As an element of community stability, philanthropy is as basic to a community’s well-being as education, jobs, housing, and health care. Seen from this perspective, enhancing endowments in communities of color is closely related to efforts fostering diversity, economic viability, and self-determination in fragile communities. Continuing and building on EFCC work may not only prove to strengthen philanthropies, but identify another tool for enhancing community development in communities of color as well.
Chavez, Cynthia A. Rivers of Compassion: Bridging the Philanthropic Divide, a report prepared for the W.K. Kellogg Foundation, November 1994.
Berry, Mindy L. Native American Philanthropy: Expanding Social Participation and Self-Determination, November 1998.
Chao, Jessica. Asian American Philanthropy: Expanding Circles of Participation, October 1998.
Keiser, Nanette M. Case Study Report: Emerging Funds for Communities of Color, June 1998.
Newman, Diana S. The Role of Community Foundations in Establishing and Growing Endowment Funds by and for Diverse Ethnic Communities, November 1998.
Ramos, Henry A.J. Latino Philanthropy: Expanding U.S. Models of Giving and Participation, October 1998.
Roper Center. Ethnic Patterns In Attitudes To Philanthropy, November 1998.
The Winters Group, Inc. Reflections on Endowment Building in the African American Segment, November 1998.
Wyatt Knowlton, Lisa, and Royster, Gene. Foundation Center Grants Search Summary, October 1998.
Wyatt Knowlton, Lisa, and Royster, Gene. Emerging Funds for Communities of Color, WKKF Board Report, Draft, October 1998.
Mr. Luis A. Miranda, Jr.
Hispanic Federation of New York City
84 William Street, 15th Floor
New York, NY 10038
Mr. Julian Johnson

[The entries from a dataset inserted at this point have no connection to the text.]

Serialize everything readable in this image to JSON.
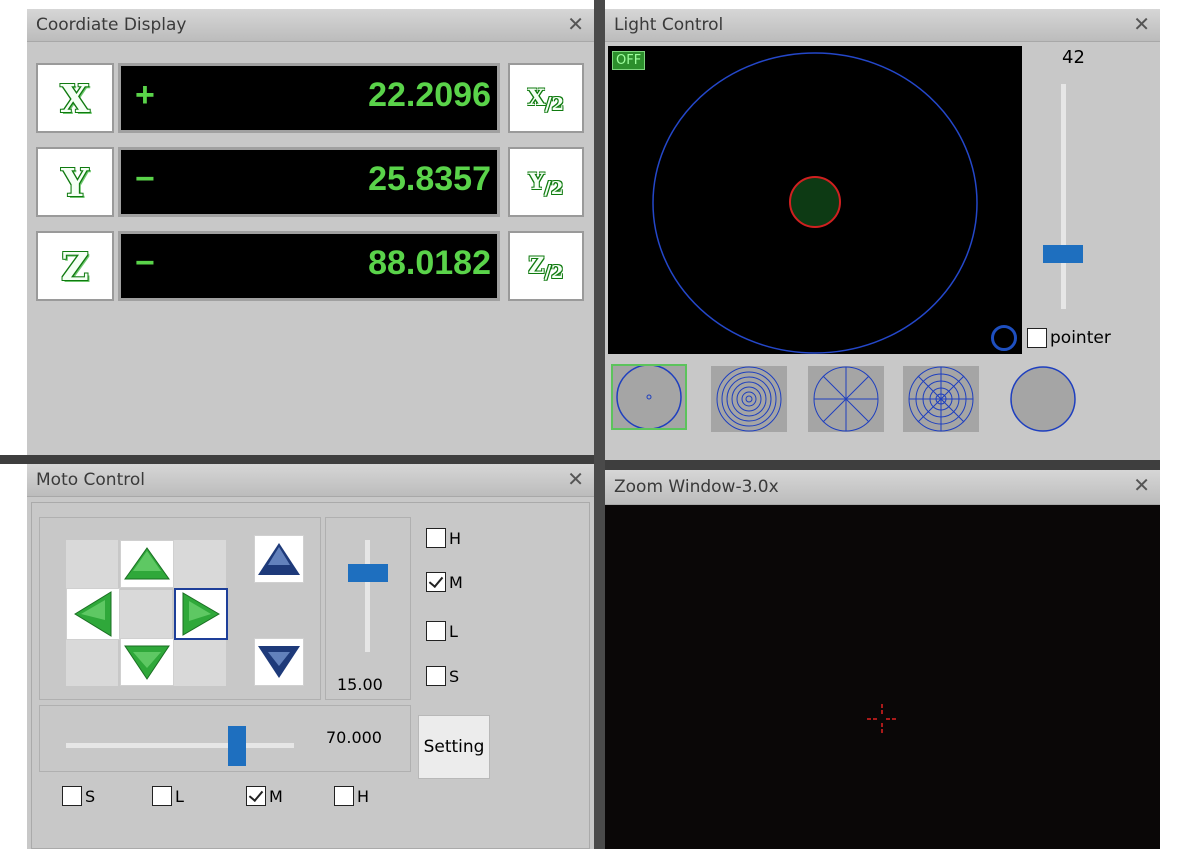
{
  "coord": {
    "title": "Coordiate Display",
    "close": "✕",
    "rows": [
      {
        "axis": "X",
        "sign": "+",
        "value": "22.2096",
        "half_main": "X",
        "half_sub": "/2"
      },
      {
        "axis": "Y",
        "sign": "−",
        "value": "25.8357",
        "half_main": "Y",
        "half_sub": "/2"
      },
      {
        "axis": "Z",
        "sign": "−",
        "value": "88.0182",
        "half_main": "Z",
        "half_sub": "/2"
      }
    ]
  },
  "light": {
    "title": "Light Control",
    "close": "✕",
    "off_label": "OFF",
    "intensity": "42",
    "intensity_fraction": 0.22,
    "pointer_label": "pointer",
    "pointer_checked": false,
    "patterns": [
      "ring-dot-pattern-icon",
      "concentric-rings-pattern-icon",
      "spokes-pattern-icon",
      "segmented-rings-pattern-icon",
      "full-circle-pattern-icon"
    ],
    "selected_pattern": 0,
    "accent": "#1e6fbf",
    "selected_border": "#5cc35c"
  },
  "moto": {
    "title": "Moto Control",
    "close": "✕",
    "step_value": "15.00",
    "step_fraction": 0.75,
    "speed_value": "70.000",
    "speed_fraction": 0.77,
    "setting_label": "Setting",
    "right_checks": [
      {
        "label": "H",
        "checked": false
      },
      {
        "label": "M",
        "checked": true
      },
      {
        "label": "L",
        "checked": false
      },
      {
        "label": "S",
        "checked": false
      }
    ],
    "bottom_checks": [
      {
        "label": "S",
        "checked": false
      },
      {
        "label": "L",
        "checked": false
      },
      {
        "label": "M",
        "checked": true
      },
      {
        "label": "H",
        "checked": false
      }
    ]
  },
  "zoom": {
    "title": "Zoom Window-3.0x",
    "close": "✕",
    "crosshair_color": "#e02020"
  }
}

Associated Black Charities
105 East 22nd Street
New York, NY 10010
Ms. Gail Kong
Asian Pacific American Community Fund
225 Bush Street
San Francisco, CA 94104

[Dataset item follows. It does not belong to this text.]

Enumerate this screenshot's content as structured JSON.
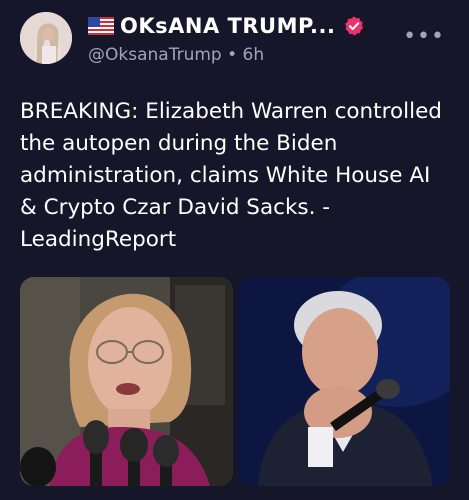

Mr. John Couchman
Diversity Endowment Fund
The Saint Paul Foundation
600 Norwest Center
Saint Paul, MN 55101
Ms. Sherry Salway Black

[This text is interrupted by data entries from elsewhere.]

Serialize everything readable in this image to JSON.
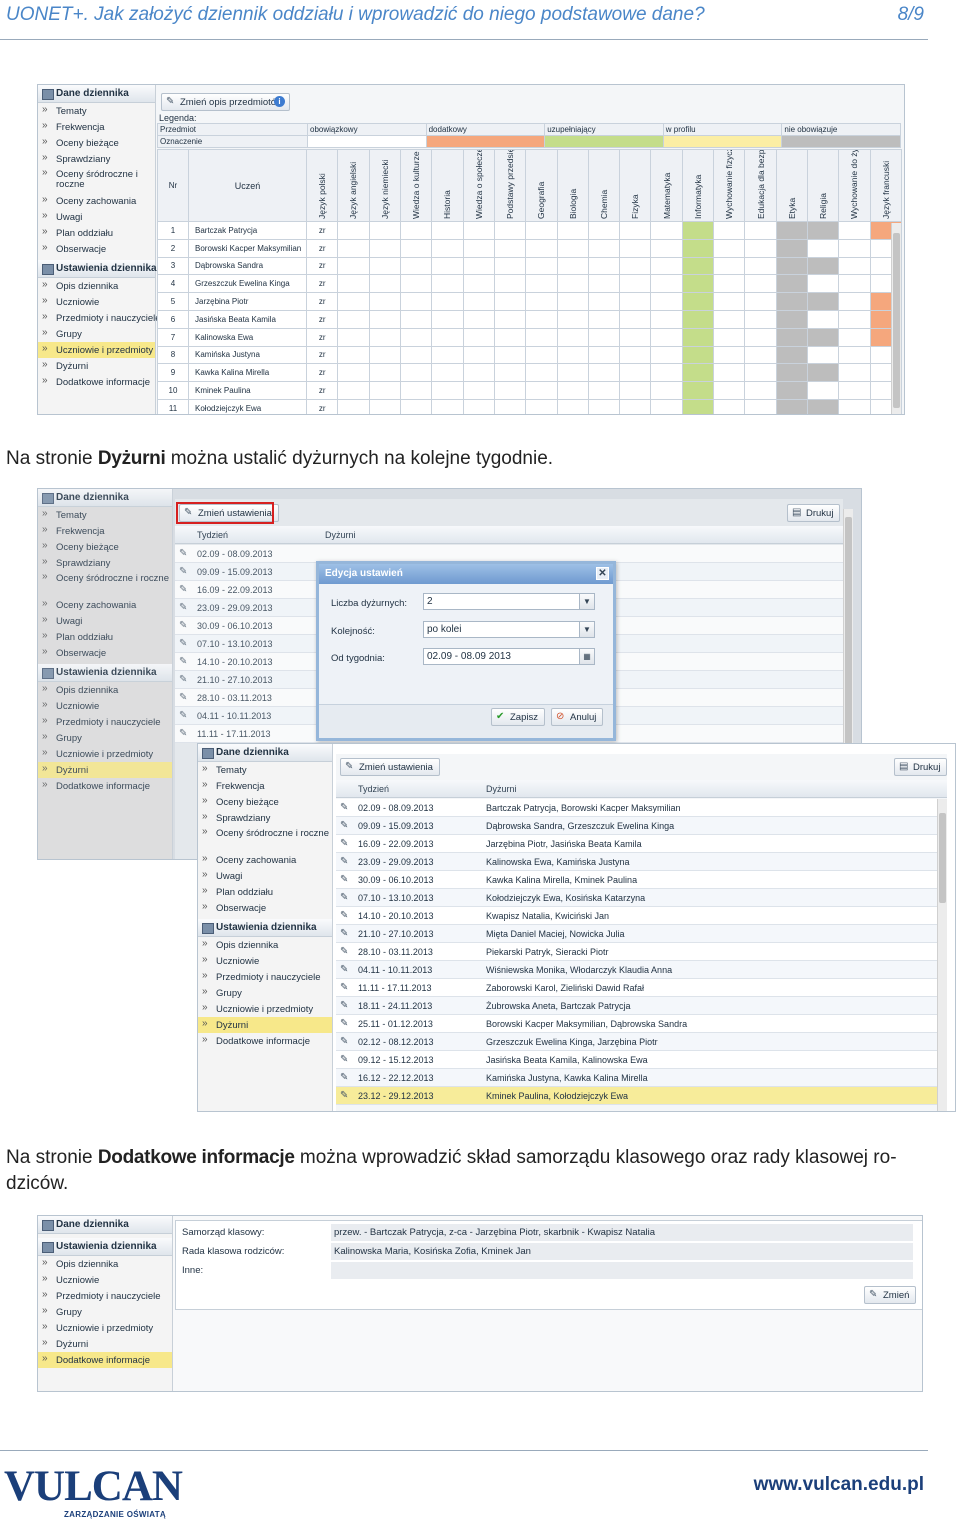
{
  "header": {
    "title": "UONET+. Jak założyć dziennik oddziału i wprowadzić do niego podstawowe dane?",
    "page": "8/9"
  },
  "sidebar1": {
    "sec1": "Dane dziennika",
    "items1": [
      "Tematy",
      "Frekwencja",
      "Oceny bieżące",
      "Sprawdziany",
      "Oceny śródroczne i roczne",
      "Oceny zachowania",
      "Uwagi",
      "Plan oddziału",
      "Obserwacje"
    ],
    "sec2": "Ustawienia dziennika",
    "items2": [
      "Opis dziennika",
      "Uczniowie",
      "Przedmioty i nauczyciele",
      "Grupy",
      "Uczniowie i przedmioty",
      "Dyżurni",
      "Dodatkowe informacje"
    ]
  },
  "shot1": {
    "change_button": "Zmień opis przedmiotów",
    "legend_label": "Legenda:",
    "legend_subject": "Przedmiot",
    "legend_marking": "Oznaczenie",
    "legend": [
      {
        "label": "obowiązkowy",
        "color": "#ffffff"
      },
      {
        "label": "dodatkowy",
        "color": "#f5a77d"
      },
      {
        "label": "uzupełniający",
        "color": "#c4dd8a"
      },
      {
        "label": "w profilu",
        "color": "#fbeea4"
      },
      {
        "label": "nie obowiązuje",
        "color": "#bdbdbd"
      }
    ],
    "col_nr": "Nr",
    "col_student": "Uczeń",
    "subjects": [
      "Język polski",
      "Język angielski",
      "Język niemiecki",
      "Wiedza o kulturze",
      "Historia",
      "Wiedza o społeczeństwie",
      "Podstawy przedsiębiorczości",
      "Geografia",
      "Biologia",
      "Chemia",
      "Fizyka",
      "Matematyka",
      "Informatyka",
      "Wychowanie fizyczne",
      "Edukacja dla bezpieczeństwa",
      "Etyka",
      "Religia",
      "Wychowanie do życia",
      "Język francuski"
    ],
    "students": [
      {
        "nr": "1",
        "name": "Bartczak Patrycja",
        "mark": "zr"
      },
      {
        "nr": "2",
        "name": "Borowski Kacper Maksymilian",
        "mark": "zr"
      },
      {
        "nr": "3",
        "name": "Dąbrowska Sandra",
        "mark": "zr"
      },
      {
        "nr": "4",
        "name": "Grzeszczuk Ewelina Kinga",
        "mark": "zr"
      },
      {
        "nr": "5",
        "name": "Jarzębina Piotr",
        "mark": "zr"
      },
      {
        "nr": "6",
        "name": "Jasińska Beata Kamila",
        "mark": "zr"
      },
      {
        "nr": "7",
        "name": "Kalinowska Ewa",
        "mark": "zr"
      },
      {
        "nr": "8",
        "name": "Kamińska Justyna",
        "mark": "zr"
      },
      {
        "nr": "9",
        "name": "Kawka Kalina Mirella",
        "mark": "zr"
      },
      {
        "nr": "10",
        "name": "Kminek Paulina",
        "mark": "zr"
      },
      {
        "nr": "11",
        "name": "Kołodziejczyk Ewa",
        "mark": "zr"
      }
    ]
  },
  "para1": {
    "before": "Na stronie ",
    "bold": "Dyżurni",
    "after": " można ustalić dyżurnych na kolejne tygodnie."
  },
  "shot2": {
    "change_button": "Zmień ustawienia",
    "print_button": "Drukuj",
    "col_week": "Tydzień",
    "col_duty": "Dyżurni",
    "weeks_back": [
      "02.09 - 08.09.2013",
      "09.09 - 15.09.2013",
      "16.09 - 22.09.2013",
      "23.09 - 29.09.2013",
      "30.09 - 06.10.2013",
      "07.10 - 13.10.2013",
      "14.10 - 20.10.2013",
      "21.10 - 27.10.2013",
      "28.10 - 03.11.2013",
      "04.11 - 10.11.2013",
      "11.11 - 17.11.2013"
    ],
    "dialog": {
      "title": "Edycja ustawień",
      "count_label": "Liczba dyżurnych:",
      "count_value": "2",
      "order_label": "Kolejność:",
      "order_value": "po kolei",
      "from_label": "Od tygodnia:",
      "from_value": "02.09 - 08.09 2013",
      "save": "Zapisz",
      "cancel": "Anuluj"
    },
    "rows": [
      {
        "week": "02.09 - 08.09.2013",
        "duty": "Bartczak Patrycja, Borowski Kacper Maksymilian"
      },
      {
        "week": "09.09 - 15.09.2013",
        "duty": "Dąbrowska Sandra, Grzeszczuk Ewelina Kinga"
      },
      {
        "week": "16.09 - 22.09.2013",
        "duty": "Jarzębina Piotr, Jasińska Beata Kamila"
      },
      {
        "week": "23.09 - 29.09.2013",
        "duty": "Kalinowska Ewa, Kamińska Justyna"
      },
      {
        "week": "30.09 - 06.10.2013",
        "duty": "Kawka Kalina Mirella, Kminek Paulina"
      },
      {
        "week": "07.10 - 13.10.2013",
        "duty": "Kołodziejczyk Ewa, Kosińska Katarzyna"
      },
      {
        "week": "14.10 - 20.10.2013",
        "duty": "Kwapisz Natalia, Kwiciński Jan"
      },
      {
        "week": "21.10 - 27.10.2013",
        "duty": "Mięta Daniel Maciej, Nowicka Julia"
      },
      {
        "week": "28.10 - 03.11.2013",
        "duty": "Piekarski Patryk, Sieracki Piotr"
      },
      {
        "week": "04.11 - 10.11.2013",
        "duty": "Wiśniewska Monika, Włodarczyk Klaudia Anna"
      },
      {
        "week": "11.11 - 17.11.2013",
        "duty": "Zaborowski Karol, Zieliński Dawid Rafał"
      },
      {
        "week": "18.11 - 24.11.2013",
        "duty": "Żubrowska Aneta, Bartczak Patrycja"
      },
      {
        "week": "25.11 - 01.12.2013",
        "duty": "Borowski Kacper Maksymilian, Dąbrowska Sandra"
      },
      {
        "week": "02.12 - 08.12.2013",
        "duty": "Grzeszczuk Ewelina Kinga, Jarzębina Piotr"
      },
      {
        "week": "09.12 - 15.12.2013",
        "duty": "Jasińska Beata Kamila, Kalinowska Ewa"
      },
      {
        "week": "16.12 - 22.12.2013",
        "duty": "Kamińska Justyna, Kawka Kalina Mirella"
      },
      {
        "week": "23.12 - 29.12.2013",
        "duty": "Kminek Paulina, Kołodziejczyk Ewa"
      }
    ]
  },
  "para2": {
    "before": "Na stronie ",
    "bold": "Dodatkowe informacje",
    "after": " można wprowadzić skład samorządu klasowego oraz rady klasowej ro-",
    "line2": "dziców."
  },
  "shot3": {
    "sec1": "Dane dziennika",
    "sec2": "Ustawienia dziennika",
    "items": [
      "Opis dziennika",
      "Uczniowie",
      "Przedmioty i nauczyciele",
      "Grupy",
      "Uczniowie i przedmioty",
      "Dyżurni",
      "Dodatkowe informacje"
    ],
    "label1": "Samorząd klasowy:",
    "label2": "Rada klasowa rodziców:",
    "label3": "Inne:",
    "value1": "przew. - Bartczak Patrycja, z-ca - Jarzębina Piotr, skarbnik - Kwapisz Natalia",
    "value2": "Kalinowska Maria, Kosińska Zofia, Kminek Jan",
    "value3": "",
    "change_button": "Zmień"
  },
  "footer": {
    "logo": "VULCAN",
    "logo_sub": "ZARZĄDZANIE OŚWIATĄ",
    "url": "www.vulcan.edu.pl"
  }
}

First Nations Development Institute
The Stores Building
11917 Main Street
Fredericksburg, VA 22408
Ms. Joanne Scanlon
Senior Vice President
Council on Foundations
1828 L Street, NW
Washington D.C. 20036
Joel J. Orosz
Ricardo A Millett
Director of Evaluation
W.K. Kellogg Foundation
One Michigan Avenue East
Battle Creek, MI 49017
The Emerging Funds for Communities of Color Initiative represents the work of a great many talented, dedicated individuals. Their contributions in conceptual development, implementation, and analysis are reflected in this and other documents. But in a larger sense, the spirit of joint exploration and inquiry the EFCC Initiative fostered is the product of their collective interests and gifts. Special thanks to:
Our foundation partners:
Michael Selzer, Ford Foundation
Hugh Burroughs, David and Lucile Packard Foundation
W.K. Kellogg Foundation Advisory Committee members:
Sonia J. Barnes, Winnie Hernandez-Gallegos, Octavia Hudson, Valorie J. Johnson, Christine M. Kwak, Robert F. Long, Marvin H. McKinney, Ricardo A. Millett, Joel J. Orosz, Rosana G. Rodriguez, and Frank C. Taylor
Our research partners:
Joanne Scanlon, Council on Foundations, and Consultants
Mindy L. Berry
Cynthia A. Chavez
Diana S. Newman
Henry A. J. Ramos
Our Learning Grant consultants:
Lisa Wyatt Knowlton
Nanette M. Keiser
Ricardo A. Millett
Mary B. Cohen
Joel J. Orosz
Sonia J. Barnes
Lisa Wyatt Knowlton
Robert Slocum, Designworks
WKKF Publication Number 811